What I do is the “Water of Life”
For me, social contribution activities are life itself. If I hadn’t started the NGO, I might have died. If my hometown is in a difficult situation and I cannot do anything about it, there is nothing more painful.
People need to drink water when they are thirsty. For me, running an NGO is the same as drinking water. It’s what has kept me alive until now. I feel that my life has meaning only when I can contribute to society. This belief may have been given to me by my late father. He’s telling me to do this. I think the reason why my first NGO was able to achieve the results it did was because my father was liked and trusted by so many people. Publishing his books was not enough, but through NGO activities, I have finally been able to regain peace of mind.
What does Japan mean to you?
It is a place where I feel safe.
I used to yearn to go to foreign countries, but Japan was not among them. I wanted to go to universities in Singapore or the United States. But I ended up coming to Japan because I met my husband who was captain of a ship owned by a Japanese shipping company. He and I had to get married abroad for various reasons, and my brother and relatives were already living in Japan.

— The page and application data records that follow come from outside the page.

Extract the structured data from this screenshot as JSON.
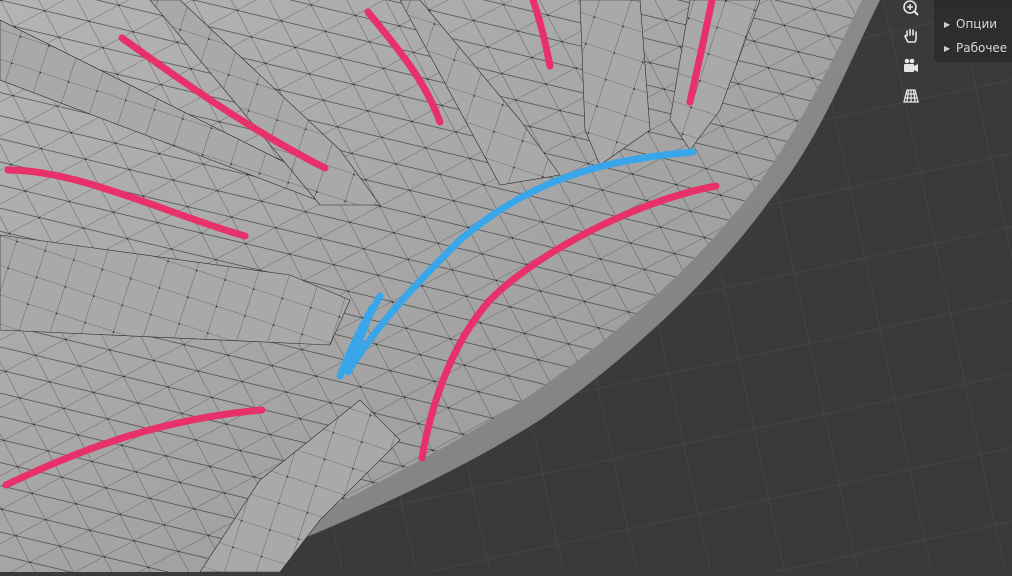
{
  "viewport": {
    "background_color": "#3a3a3a",
    "mesh_color": "#a8a8a8",
    "wire_color": "#1c1c1c",
    "annotation_red": "#e8306a",
    "annotation_blue": "#3aa6ea"
  },
  "navigation_gizmo": {
    "buttons": [
      {
        "icon": "zoom-icon"
      },
      {
        "icon": "hand-pan-icon"
      },
      {
        "icon": "camera-icon"
      },
      {
        "icon": "grid-perspective-icon"
      }
    ]
  },
  "side_panel": {
    "items": [
      {
        "label": "Опции"
      },
      {
        "label": "Рабочее г"
      }
    ]
  }
}
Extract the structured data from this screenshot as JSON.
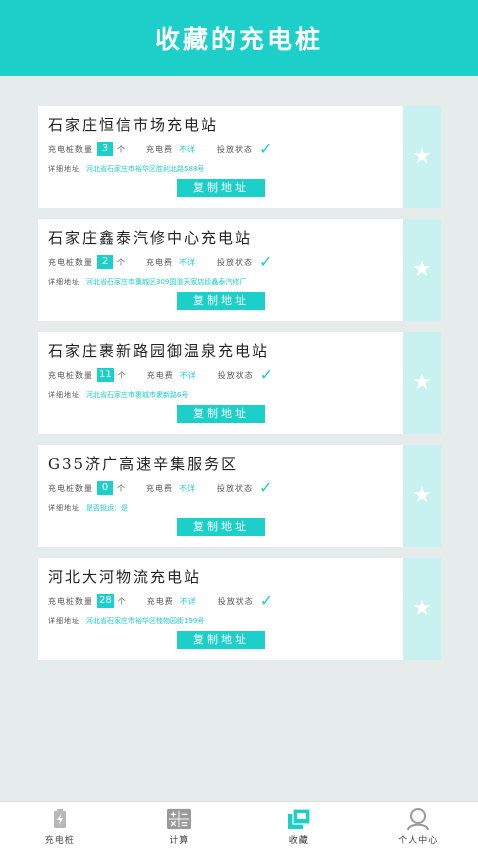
{
  "header": {
    "title": "收藏的充电桩"
  },
  "labels": {
    "pile_count": "充电桩数量",
    "unit": "个",
    "fee": "充电费",
    "status": "投放状态",
    "address": "详细地址",
    "copy_button": "复制地址"
  },
  "stations": [
    {
      "name": "石家庄恒信市场充电站",
      "count": "3",
      "fee": "不详",
      "address": "河北省石家庄市裕华区胜利北路588号"
    },
    {
      "name": "石家庄鑫泰汽修中心充电站",
      "count": "2",
      "fee": "不详",
      "address": "河北省石家庄市藁城区309国道天家店段鑫泰汽修厂"
    },
    {
      "name": "石家庄裹新路园御温泉充电站",
      "count": "11",
      "fee": "不详",
      "address": "河北省石家庄市裹城市裹新路6号"
    },
    {
      "name": "G35济广高速辛集服务区",
      "count": "0",
      "fee": "不详",
      "address": "是否投运：是"
    },
    {
      "name": "河北大河物流充电站",
      "count": "28",
      "fee": "不详",
      "address": "河北省石家庄市裕华区桂物园街199号"
    }
  ],
  "bottom_nav": [
    {
      "label": "充电桩",
      "icon": "battery-icon",
      "active": false
    },
    {
      "label": "计算",
      "icon": "calculator-icon",
      "active": false
    },
    {
      "label": "收藏",
      "icon": "favorites-icon",
      "active": true
    },
    {
      "label": "个人中心",
      "icon": "user-icon",
      "active": false
    }
  ],
  "colors": {
    "accent": "#1ccfc9",
    "favorite_panel": "#c8f2ef",
    "background": "#e6eceb"
  }
}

Of course, it was hard to give birth and raise two children in a foreign country while not understanding any Japanese. My older son was also teased for his skin color and other reasons when he started elementary school. But now I can say with confidence that I am glad I came to Japan! The Japanese people have been so nice. When my older son joined the local soccer team, he was saved by his teammates who did not care about his skin color. By the way, I don’t think the elementary school classmates who made fun of him were ill-minded. They were just immature and lacked knowledge .
My younger son who was born premature and subsequently spent a year and a half in the hospital for asthma, was able to receive treatment at almost zero medical cost. If we had not lived in Japan, I do not know what would have happened to his life. That is why I always say to my two children, “Let’s do what we can do for Japan and for Myanmar.”
I myself am unable to return to my home country for various reasons. I hope the day will come when we can go to Myanmar and see what’s going on and hear directly from the people. I also hope that people from Myanmar can come to Japan to study. That would be my ideal world.
For this to come true, I really wish that peace will return to my home country as soon as possible.